As early as 1719 immigration from Ireland to New Hampshire has been recorded, when five ships arrived in Boston with 200 emigrants from Ulster, Ireland. Sixteen of those immigrant families went on to found the town of Londonderry, New Hampshire. After that it was rare for a year to pass without additional Irish families arriving. Their New Hampshire homes were named after their old ones–such as Dublin, Derryfield, Kilkenny.
I grew up in Manchester, New Hampshire (that had been earlier called Derryfield). I attended a Catholic school composed of children that were mainly of Irish origin, and taught by the Sisters of Mercy (whose founder was Irish). As children we were reminded that as far back as (and before) the American Revolution, many of the local patriots were of Irish origin.
.General John Stark.

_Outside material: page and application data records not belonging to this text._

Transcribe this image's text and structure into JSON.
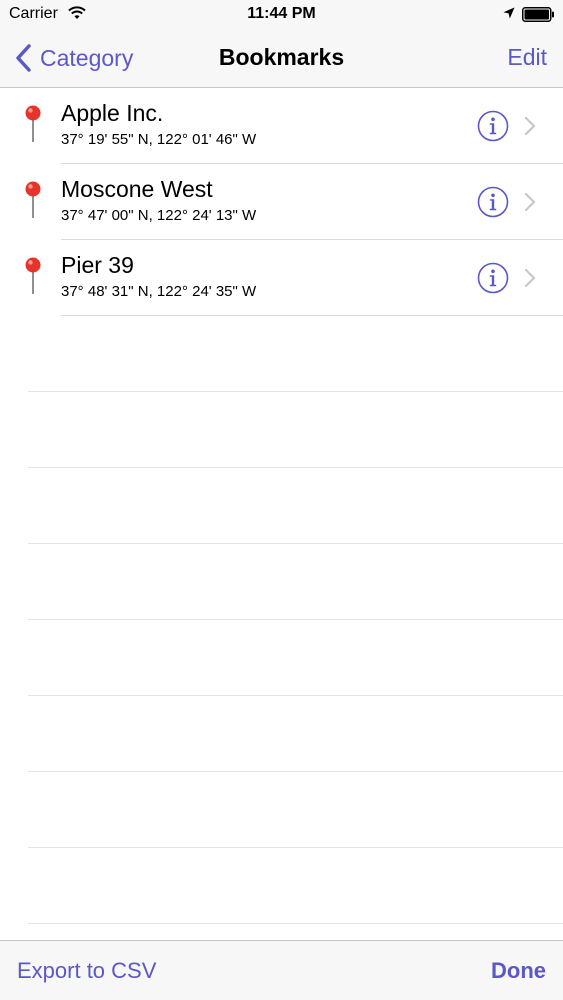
{
  "status_bar": {
    "carrier": "Carrier",
    "time": "11:44 PM",
    "icons": [
      "wifi-icon",
      "location-arrow-icon",
      "battery-icon"
    ]
  },
  "nav": {
    "back_label": "Category",
    "title": "Bookmarks",
    "edit_label": "Edit"
  },
  "bookmarks": [
    {
      "name": "Apple Inc.",
      "coords": "37° 19' 55\" N, 122° 01' 46\" W",
      "icon": "pin-icon"
    },
    {
      "name": "Moscone West",
      "coords": "37° 47' 00\" N, 122° 24' 13\" W",
      "icon": "pin-icon"
    },
    {
      "name": "Pier 39",
      "coords": "37° 48' 31\" N, 122° 24' 35\" W",
      "icon": "pin-icon"
    }
  ],
  "toolbar": {
    "export_label": "Export to CSV",
    "done_label": "Done"
  },
  "colors": {
    "tint": "#5b58c7",
    "pin_head": "#e8332a",
    "bar_background": "#f7f7f7",
    "separator": "#dcdce0"
  }
}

Irish settlers in New Hampshire were recruited to form (John) Stark's Rangers, who fought the battle of Bennington, and took part in the campaign ultimately leading to the surrender of General Burgoyne. [Ramsay says, in his “History of the American Revolution, II, 311: “the Irish in America, with a few exceptions, were attached to independence.”]
Among the signers of the Declaration of Independence from New Hampshire, two out of three were Irish, namely Matthew Thornton, and William Whipple–the third signer, Josiah Bartlett, being English.
And not to leave the women out of this equation–behind every single one of these strong Irish men was often a strong Irish mother, a wife or sister. Without their help these men would not have first, inherited their inexhaustible spirit; but also they would not have been able to participate. For these women cared for and protected their homes and families while they were away.
Nor was the American Revolution the only time that the Irish banded as brothers and went to battle. From my mother I had heard the stories of her grandfather, Patrick John Ryan, who had fought on the Union side, with the rank of corporal during the Civil War.
And so early on I realized that the contributions of the Irish in America were integral to history, to the world in which I live, and whose freedoms I enjoy. I'm glad that I grew up in a place where my Irish heritage was always celebrated.
This article was written as my submission to the 6th edition of the Carnival of Irish Heritage and Culture, that asks “What does the Emerald Isle and its heritage and culture mean to you?” (an Irish pedigree is not required to participate). You still have time to write your own. Posts for this edition are due Saturday, May 31st 2008.